one more term was needed to express this; this is afforded in the word
An earnest in ancient legal customs was a handful of soil bestowed upon the
purchaser of a piece of real estate, containing a portion of the very ground
that he had bought, as a solemn pledge of the whole estate which was to be
delivered in due time. It was not a handful .of soil from any estate, but
it was from the very ground that he had bought, and it guaranteed the identity,
certainty, and completeness of the transfer in due time.
In this sense the Holy Spirit is to show a simple and pledge of our future
inheritance.

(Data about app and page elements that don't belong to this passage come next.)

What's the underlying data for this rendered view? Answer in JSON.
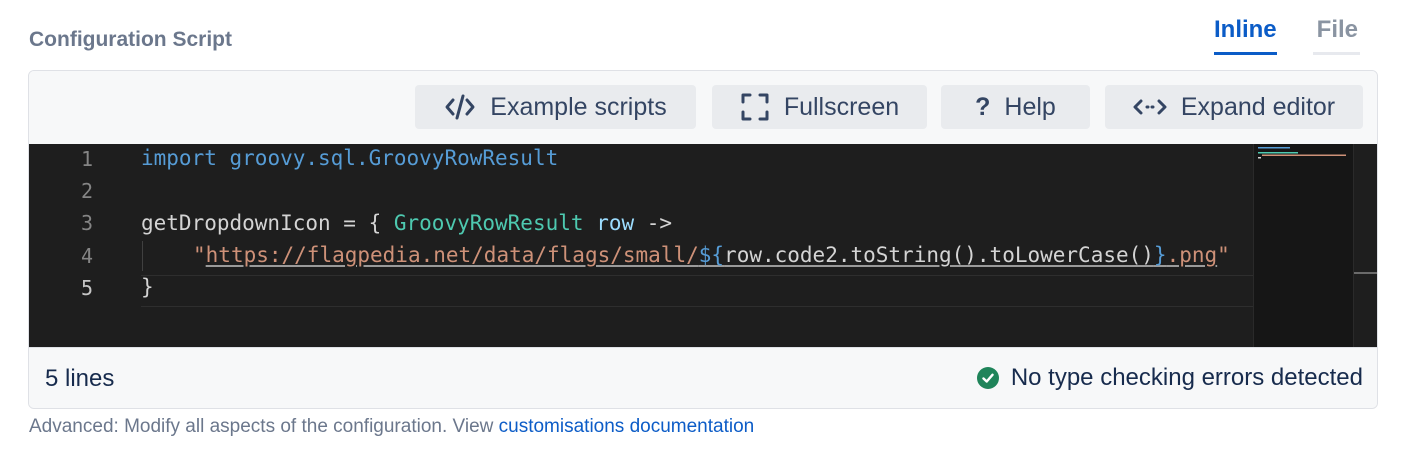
{
  "section": {
    "title": "Configuration Script"
  },
  "tabs": [
    {
      "label": "Inline",
      "active": true
    },
    {
      "label": "File",
      "active": false
    }
  ],
  "toolbar": {
    "example_scripts": "Example scripts",
    "fullscreen": "Fullscreen",
    "help": "Help",
    "expand_editor": "Expand editor"
  },
  "editor": {
    "line_numbers": [
      "1",
      "2",
      "3",
      "4",
      "5"
    ],
    "line1": {
      "keyword": "import",
      "pkg": "groovy.sql.",
      "cls": "GroovyRowResult"
    },
    "line3": {
      "name": "getDropdownIcon",
      "assign": " = { ",
      "type": "GroovyRowResult",
      "param": "row",
      "arrow": " ->"
    },
    "line4": {
      "quote_open": "\"",
      "url": "https://flagpedia.net/data/flags/small/",
      "interp_open": "${",
      "expr": "row.code2.toString().toLowerCase()",
      "interp_close": "}",
      "ext": ".png",
      "quote_close": "\""
    },
    "line5": {
      "close": "}"
    }
  },
  "status": {
    "lines": "5 lines",
    "type_check": "No type checking errors detected"
  },
  "footer": {
    "text": "Advanced: Modify all aspects of the configuration. View ",
    "link": "customisations documentation"
  },
  "colors": {
    "accent": "#0b5cc7",
    "success": "#1f845a",
    "editor_bg": "#1e1e1e"
  }
}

All that we are to be and to enjoy He brings us now in foretaste
and in limited measure, as a pledge that it shall be all delivered in the
fullness of time, in all its completeness.
The term is used in a two-fold connection in the epistles; first, of our
spiritual inheritance, which the Holy Ghost foreshadows in our hearts by
the experience of His sanctifying, comforting, and quickening life; giving
us the measure in which we are able to receive amid the limitations of our
mortal life, a real foretaste of the felicities and glories of heaven.
But there is a second sense in which He is also an earnest, namely: in our
mortal bodies, into which he brings the physical life of Christ as an earnest
and foretaste of the physical resurrection. Thus we have the first-fruits
of the Spirit as the pledge that we shall yet have the full redemption of
the body. "He that hath wrought us for this self-same thing," that is, for
the future resurrection, "is God, who hath also given us the earnest of the
Have we received this blessed token, and do we have in our measure all its
meaning, in anticipation of the things which "eye hath not seen, ear hath
not heard, and it hath not entered into the heart of man what God hath prepared
for them that love Him," but of which it is added, "God hath revealed them
unto us by His Spirit, for the Spirit searcheth all things, yea, the deep
things of God?"
Can we claim the benediction of the seven Spirits which are before the throne,
and say with the apostle, "Blessed be God, even the Father of our Lord Jesus
Christ, who hath blessed us with all the blessings of the Spirit in heavenly
places in Christ Jesus?"